By Brendan Proctor - September 23, 2019

Sally

I have just turned the last past page of this superb book and I am overwhelmed with all the emotions that the photography and words have created. It is brilliant! The first part of the book educates us with all the facts. Their true name, their frightening reduction in numbers and their uncertain future. In the second part, the behaviour of the wolves, as individuals and as a pack are brought to life with a stunning selection of photos and text, with Mana as the most truly beautiful backdrop of smoky blues, purples and greens continuing to the vast ,sun drenched expanse of Hwange in part three. Nick Dyer and Peter Blinston take us on a journey with their own lives, their passion for Africa and ultimately, their love for an incredibly endangered species, the Painted Wolves. We are treated to scenery shots of the packs through to the most incredibly sharp, close up images of the dogs. Every photo reminding us why Nick Dyer has just been selected as a finalist in the Wildlife Photographer of the Year competition.

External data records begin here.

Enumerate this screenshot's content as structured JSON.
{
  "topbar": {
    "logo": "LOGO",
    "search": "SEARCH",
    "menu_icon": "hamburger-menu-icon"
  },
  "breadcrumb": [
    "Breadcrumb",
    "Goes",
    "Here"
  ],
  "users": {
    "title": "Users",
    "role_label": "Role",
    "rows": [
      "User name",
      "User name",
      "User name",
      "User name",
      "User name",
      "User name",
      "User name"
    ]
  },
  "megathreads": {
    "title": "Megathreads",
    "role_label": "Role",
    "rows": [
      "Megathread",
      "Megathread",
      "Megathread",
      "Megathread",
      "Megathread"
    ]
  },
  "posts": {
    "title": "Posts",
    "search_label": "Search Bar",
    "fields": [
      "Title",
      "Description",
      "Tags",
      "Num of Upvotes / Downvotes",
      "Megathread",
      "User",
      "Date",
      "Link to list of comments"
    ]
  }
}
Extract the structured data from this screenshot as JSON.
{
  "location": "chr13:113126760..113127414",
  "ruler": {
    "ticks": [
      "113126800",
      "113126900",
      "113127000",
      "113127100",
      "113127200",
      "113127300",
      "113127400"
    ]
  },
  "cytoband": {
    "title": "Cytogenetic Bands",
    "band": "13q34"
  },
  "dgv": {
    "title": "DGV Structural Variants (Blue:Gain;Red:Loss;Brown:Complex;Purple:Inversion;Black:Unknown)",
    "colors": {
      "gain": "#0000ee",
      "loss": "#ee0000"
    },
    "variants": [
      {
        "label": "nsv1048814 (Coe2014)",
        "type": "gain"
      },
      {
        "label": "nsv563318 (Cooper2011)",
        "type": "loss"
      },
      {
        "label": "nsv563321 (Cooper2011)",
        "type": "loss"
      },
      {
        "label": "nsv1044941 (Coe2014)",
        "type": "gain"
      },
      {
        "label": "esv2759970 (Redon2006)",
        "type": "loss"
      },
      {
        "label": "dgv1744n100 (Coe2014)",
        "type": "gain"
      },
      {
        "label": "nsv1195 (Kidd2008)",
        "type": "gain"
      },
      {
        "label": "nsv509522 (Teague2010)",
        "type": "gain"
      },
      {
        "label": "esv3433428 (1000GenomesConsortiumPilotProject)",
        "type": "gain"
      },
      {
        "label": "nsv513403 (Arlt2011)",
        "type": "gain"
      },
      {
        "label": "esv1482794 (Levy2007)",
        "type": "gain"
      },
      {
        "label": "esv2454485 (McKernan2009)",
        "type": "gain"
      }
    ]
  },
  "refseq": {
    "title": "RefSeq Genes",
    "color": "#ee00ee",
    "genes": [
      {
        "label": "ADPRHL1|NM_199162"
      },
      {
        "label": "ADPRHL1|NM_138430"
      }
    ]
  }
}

I had the privilege of meeting Nick in Zambia in 2013 in Kafue and then South Luangwa. His passion and determination to take the very best shots of the African wildlife was evident back then when discussing his work. I have followed his blogs and photography since, and am continually astounded by his ability to capture that perfect moment and wonderful light.His description of his day and his encounters take us right back to the magic that is Mana. Nick’s descriptions are vivid and honest and read like an exciting biography, transporting us from our homes to life with the pack.

We have been incredibly fortunate to have had Peter visit Perth twice to speak at the Painted Dog Conservation fundraising events. In the book, Peter immerses us in his daily life with the wolves, in fact, he and Jealous Mpofu have dedicated over twenty years of their lives to their monitoring and survival of the wolves in Zimbabwe. In the third, and last, section of the book, Peter takes us through all the facets of his work. From long days and kilometers of monitoring, education of the local children and bush camps ( the photos of these children are priceless!) meetings with the local chief and the work with John Lemon to run the unique rehabilitation centre for Painted Dog Conservation in Hwange. Together Peter and Nick bring us a book, a true masterpiece, a huge book, that takes us on a journey into the lives of this somewhat unknown but fascinating animal that every Friend of Mana Pools should add to their collection. All profits go to the Painted Wolf Foundation.